Governor Glenn Youngkin announced $12 million in funding for 55 projects across the Commonwealth to fight homelessness.

The Virginia Trust Fund Homeless Reduction Grants will utilize the funds to advance their current targeted efforts to reduce homelessness.

The grants represent 20% of funding for the fiscal year.

The remaining funds support new or rehabilitated housing units through the Affordable and Special Needs Housing Program.

The Homeless Reduction Grant is coordinated with other community-based activities, and grantees use a local entry system to ensure the best approach for helping households experiencing homelessness quickly regain stable, permanent housing.

Secretary of Commerce and Trade Caren Merrick said, “Housing stands as the cornerstone for fostering lively communities and robust local economies.

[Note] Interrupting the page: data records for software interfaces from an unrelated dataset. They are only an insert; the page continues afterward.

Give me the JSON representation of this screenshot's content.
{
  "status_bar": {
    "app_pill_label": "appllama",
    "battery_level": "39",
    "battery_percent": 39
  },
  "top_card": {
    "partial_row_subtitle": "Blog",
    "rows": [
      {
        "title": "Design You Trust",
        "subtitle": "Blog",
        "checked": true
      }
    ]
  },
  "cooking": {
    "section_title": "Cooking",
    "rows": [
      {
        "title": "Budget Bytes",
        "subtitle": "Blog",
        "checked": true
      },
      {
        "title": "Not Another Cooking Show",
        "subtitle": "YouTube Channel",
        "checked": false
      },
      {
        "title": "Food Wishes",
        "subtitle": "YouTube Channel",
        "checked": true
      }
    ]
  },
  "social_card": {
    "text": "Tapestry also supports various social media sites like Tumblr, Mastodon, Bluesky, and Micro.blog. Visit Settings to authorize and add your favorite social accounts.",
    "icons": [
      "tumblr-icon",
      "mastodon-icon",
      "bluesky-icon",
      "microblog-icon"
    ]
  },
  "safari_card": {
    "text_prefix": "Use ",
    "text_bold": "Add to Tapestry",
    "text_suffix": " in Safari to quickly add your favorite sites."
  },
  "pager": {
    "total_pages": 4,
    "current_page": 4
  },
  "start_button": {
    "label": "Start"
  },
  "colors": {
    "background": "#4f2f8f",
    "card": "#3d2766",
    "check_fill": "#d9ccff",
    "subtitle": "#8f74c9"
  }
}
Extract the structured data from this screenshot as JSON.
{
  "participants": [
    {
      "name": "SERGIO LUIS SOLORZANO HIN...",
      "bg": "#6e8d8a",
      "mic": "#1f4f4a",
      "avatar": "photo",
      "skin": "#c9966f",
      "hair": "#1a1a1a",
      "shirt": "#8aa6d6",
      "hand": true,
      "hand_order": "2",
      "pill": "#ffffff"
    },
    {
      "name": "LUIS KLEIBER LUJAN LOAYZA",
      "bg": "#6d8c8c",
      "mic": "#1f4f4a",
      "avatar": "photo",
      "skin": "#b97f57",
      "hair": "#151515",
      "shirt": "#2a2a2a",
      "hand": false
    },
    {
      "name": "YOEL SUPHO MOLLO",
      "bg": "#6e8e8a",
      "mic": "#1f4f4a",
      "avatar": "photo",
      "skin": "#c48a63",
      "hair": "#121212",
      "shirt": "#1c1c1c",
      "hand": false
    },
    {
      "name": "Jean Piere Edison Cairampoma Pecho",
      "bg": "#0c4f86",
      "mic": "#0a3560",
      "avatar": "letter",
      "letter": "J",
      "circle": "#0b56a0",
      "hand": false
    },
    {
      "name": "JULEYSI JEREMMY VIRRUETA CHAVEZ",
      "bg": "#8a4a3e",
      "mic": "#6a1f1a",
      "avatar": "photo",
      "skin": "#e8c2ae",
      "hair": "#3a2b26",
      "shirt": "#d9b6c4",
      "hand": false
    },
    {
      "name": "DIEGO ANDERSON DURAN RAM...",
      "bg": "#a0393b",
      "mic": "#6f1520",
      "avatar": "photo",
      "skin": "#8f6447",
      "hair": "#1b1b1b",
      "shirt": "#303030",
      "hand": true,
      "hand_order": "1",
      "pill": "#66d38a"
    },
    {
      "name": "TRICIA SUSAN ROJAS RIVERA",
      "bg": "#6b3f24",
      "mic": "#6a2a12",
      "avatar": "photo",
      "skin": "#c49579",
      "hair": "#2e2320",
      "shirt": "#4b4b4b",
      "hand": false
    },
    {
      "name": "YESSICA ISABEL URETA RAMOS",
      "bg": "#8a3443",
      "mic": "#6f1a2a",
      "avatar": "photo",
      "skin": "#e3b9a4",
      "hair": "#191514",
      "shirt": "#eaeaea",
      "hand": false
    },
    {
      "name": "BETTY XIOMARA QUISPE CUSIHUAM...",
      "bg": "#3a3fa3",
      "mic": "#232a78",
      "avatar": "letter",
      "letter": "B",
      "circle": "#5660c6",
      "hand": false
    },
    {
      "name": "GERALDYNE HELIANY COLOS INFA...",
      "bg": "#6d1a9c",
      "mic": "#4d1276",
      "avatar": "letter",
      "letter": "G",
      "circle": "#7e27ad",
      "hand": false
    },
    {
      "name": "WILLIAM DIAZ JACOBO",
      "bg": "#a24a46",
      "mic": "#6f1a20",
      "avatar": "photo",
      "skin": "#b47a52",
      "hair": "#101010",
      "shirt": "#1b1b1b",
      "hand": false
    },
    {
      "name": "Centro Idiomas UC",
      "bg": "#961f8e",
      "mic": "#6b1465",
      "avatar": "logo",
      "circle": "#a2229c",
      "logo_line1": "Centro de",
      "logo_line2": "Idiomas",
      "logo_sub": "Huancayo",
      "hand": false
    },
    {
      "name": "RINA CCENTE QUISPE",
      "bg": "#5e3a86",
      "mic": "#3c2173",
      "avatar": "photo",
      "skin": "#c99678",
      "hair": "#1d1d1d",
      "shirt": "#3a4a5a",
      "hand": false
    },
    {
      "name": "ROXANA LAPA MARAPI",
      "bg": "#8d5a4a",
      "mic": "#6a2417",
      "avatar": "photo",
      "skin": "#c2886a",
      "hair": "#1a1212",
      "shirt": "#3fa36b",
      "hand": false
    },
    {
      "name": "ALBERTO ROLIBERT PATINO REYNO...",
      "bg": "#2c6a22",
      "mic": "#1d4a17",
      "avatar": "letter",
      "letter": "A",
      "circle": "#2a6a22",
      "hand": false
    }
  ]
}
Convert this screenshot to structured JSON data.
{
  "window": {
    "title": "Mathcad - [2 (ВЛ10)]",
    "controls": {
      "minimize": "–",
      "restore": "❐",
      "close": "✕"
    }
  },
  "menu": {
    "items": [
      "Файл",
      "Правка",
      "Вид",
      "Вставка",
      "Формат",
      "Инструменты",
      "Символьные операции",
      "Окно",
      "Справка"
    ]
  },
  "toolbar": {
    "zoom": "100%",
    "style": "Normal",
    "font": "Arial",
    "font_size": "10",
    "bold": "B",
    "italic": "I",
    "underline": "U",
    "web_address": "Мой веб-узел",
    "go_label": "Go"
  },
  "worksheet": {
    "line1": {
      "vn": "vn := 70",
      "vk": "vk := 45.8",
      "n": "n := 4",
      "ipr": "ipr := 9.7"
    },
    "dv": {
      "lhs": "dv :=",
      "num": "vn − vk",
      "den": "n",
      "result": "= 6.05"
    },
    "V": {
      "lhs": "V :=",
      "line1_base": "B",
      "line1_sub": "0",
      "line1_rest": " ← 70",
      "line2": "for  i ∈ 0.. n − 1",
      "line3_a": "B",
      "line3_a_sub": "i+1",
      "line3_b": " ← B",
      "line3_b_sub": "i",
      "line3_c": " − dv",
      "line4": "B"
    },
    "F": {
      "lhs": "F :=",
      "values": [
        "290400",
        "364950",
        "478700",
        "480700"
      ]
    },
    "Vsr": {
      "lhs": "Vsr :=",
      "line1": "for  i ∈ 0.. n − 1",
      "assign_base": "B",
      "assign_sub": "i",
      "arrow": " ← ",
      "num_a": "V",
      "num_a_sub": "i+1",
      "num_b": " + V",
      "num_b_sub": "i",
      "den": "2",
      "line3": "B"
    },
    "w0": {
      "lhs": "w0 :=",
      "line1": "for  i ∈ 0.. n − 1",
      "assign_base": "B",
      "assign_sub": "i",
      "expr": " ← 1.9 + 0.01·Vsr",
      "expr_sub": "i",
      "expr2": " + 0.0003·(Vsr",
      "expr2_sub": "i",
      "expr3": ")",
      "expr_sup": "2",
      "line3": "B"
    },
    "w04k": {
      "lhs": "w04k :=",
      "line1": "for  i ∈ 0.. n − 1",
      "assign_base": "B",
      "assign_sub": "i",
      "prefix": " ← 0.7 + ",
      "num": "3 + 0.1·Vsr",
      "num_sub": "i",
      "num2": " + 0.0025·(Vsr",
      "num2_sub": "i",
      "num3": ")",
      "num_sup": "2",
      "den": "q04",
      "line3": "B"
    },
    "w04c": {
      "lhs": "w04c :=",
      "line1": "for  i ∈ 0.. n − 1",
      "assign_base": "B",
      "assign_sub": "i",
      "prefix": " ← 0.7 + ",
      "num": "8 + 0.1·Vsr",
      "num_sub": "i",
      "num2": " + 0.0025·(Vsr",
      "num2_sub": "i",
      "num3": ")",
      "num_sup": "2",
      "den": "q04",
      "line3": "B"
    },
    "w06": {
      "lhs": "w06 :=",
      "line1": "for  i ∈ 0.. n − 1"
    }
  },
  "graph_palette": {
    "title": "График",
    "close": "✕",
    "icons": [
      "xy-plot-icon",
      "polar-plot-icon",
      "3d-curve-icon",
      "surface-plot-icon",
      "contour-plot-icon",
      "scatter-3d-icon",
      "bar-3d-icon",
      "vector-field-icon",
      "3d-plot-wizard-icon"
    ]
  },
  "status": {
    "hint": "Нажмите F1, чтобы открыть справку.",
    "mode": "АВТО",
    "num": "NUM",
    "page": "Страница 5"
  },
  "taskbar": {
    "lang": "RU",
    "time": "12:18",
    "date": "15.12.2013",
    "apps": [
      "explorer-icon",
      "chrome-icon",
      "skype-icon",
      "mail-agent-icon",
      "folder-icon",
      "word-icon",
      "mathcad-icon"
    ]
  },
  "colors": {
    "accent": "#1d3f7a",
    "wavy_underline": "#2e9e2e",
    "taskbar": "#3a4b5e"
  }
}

This funding round prioritizes innovative approaches, like rapid rehousing and permanent supportive housing, to effectively combat homelessness, ensuring that every at-risk Virginian receives the support they need to make homeless(ness) rare, brief and one-time.”

To read the Governor’s announcement and all 55 projects, click here.

For more news from across the Shenandoah Valley, click here.

Youngkin unveils “Make Virginia Home” Plan

Governor Glenn Youngkin unveiled by email his “Make Virginia Home” Plan which aims to increase the supply of attainable, affordable, and accessible housing across Virginia.

Secretary of Commerce and Trade Caren Merrick said that while trying “to attract and retain businesses to Virginia, the availability of workforce housing for their future employees was consistently raised by employers.”

To help increase the availability of housing, the Commonwealth will focus on three areas.

The first includes increasing the supply of land for housing by creating local policies that encourage housing growth, establishing zoning and land use guardrails, creating transparency among localities, and investigating the state’s land use and zoning laws.

The second key area includes removing regulatory barriers for housing development which includes translating building regulations to Spanish and streamlining procedures.

The final area focuses on aligning housing development with economic growth by establishing partnerships with site selectors early in their process.

For more news from across the Shenandoah Valley, click here.